### EXERCISE DIRECTIONS
Leave out the images and output the records word for word.

### DATA FOR ANALYSIS
-*-*-

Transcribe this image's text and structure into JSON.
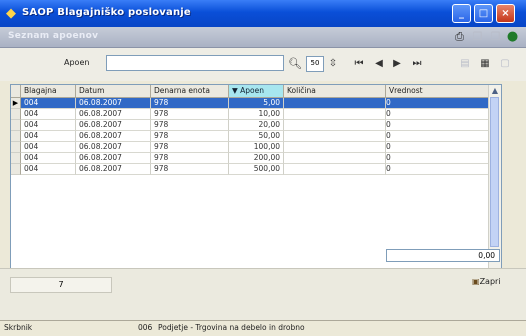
{
  "window": {
    "title": "SAOP Blagajniško poslovanje",
    "buttons": [
      "_",
      "□",
      "×"
    ]
  },
  "subheader": {
    "label": "Seznam apoenov"
  },
  "filter": {
    "label": "Apoen",
    "value": "",
    "page_size": "50"
  },
  "grid": {
    "columns": [
      "Blagajna",
      "Datum",
      "Denarna enota",
      "Apoen",
      "Količina",
      "Vrednost"
    ],
    "sorted_column": "Apoen",
    "rows": [
      [
        "004",
        "06.08.2007",
        "978",
        "5,00",
        "",
        "0"
      ],
      [
        "004",
        "06.08.2007",
        "978",
        "10,00",
        "",
        "0"
      ],
      [
        "004",
        "06.08.2007",
        "978",
        "20,00",
        "",
        "0"
      ],
      [
        "004",
        "06.08.2007",
        "978",
        "50,00",
        "",
        "0"
      ],
      [
        "004",
        "06.08.2007",
        "978",
        "100,00",
        "",
        "0"
      ],
      [
        "004",
        "06.08.2007",
        "978",
        "200,00",
        "",
        "0"
      ],
      [
        "004",
        "06.08.2007",
        "978",
        "500,00",
        "",
        "0"
      ]
    ],
    "selected_row": 0,
    "total": "0,00"
  },
  "footer": {
    "record_count": "7",
    "close_label": "Zapri"
  },
  "status": {
    "left": "Skrbnik",
    "code": "006",
    "company": "Podjetje - Trgovina na debelo in drobno"
  }
}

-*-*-

### TASK SOLUTION
Transcribe this image's text and structure into JSON.
{
  "window": {
    "title": "SAOP Blagajniško poslovanje",
    "buttons": [
      "_",
      "□",
      "×"
    ]
  },
  "subheader": {
    "label": "Seznam apoenov"
  },
  "filter": {
    "label": "Apoen",
    "value": "",
    "page_size": "50"
  },
  "grid": {
    "columns": [
      "Blagajna",
      "Datum",
      "Denarna enota",
      "Apoen",
      "Količina",
      "Vrednost"
    ],
    "sorted_column": "Apoen",
    "rows": [
      [
        "004",
        "06.08.2007",
        "978",
        "5,00",
        "",
        "0"
      ],
      [
        "004",
        "06.08.2007",
        "978",
        "10,00",
        "",
        "0"
      ],
      [
        "004",
        "06.08.2007",
        "978",
        "20,00",
        "",
        "0"
      ],
      [
        "004",
        "06.08.2007",
        "978",
        "50,00",
        "",
        "0"
      ],
      [
        "004",
        "06.08.2007",
        "978",
        "100,00",
        "",
        "0"
      ],
      [
        "004",
        "06.08.2007",
        "978",
        "200,00",
        "",
        "0"
      ],
      [
        "004",
        "06.08.2007",
        "978",
        "500,00",
        "",
        "0"
      ]
    ],
    "selected_row": 0,
    "total": "0,00"
  },
  "footer": {
    "record_count": "7",
    "close_label": "Zapri"
  },
  "status": {
    "left": "Skrbnik",
    "code": "006",
    "company": "Podjetje - Trgovina na debelo in drobno"
  }
}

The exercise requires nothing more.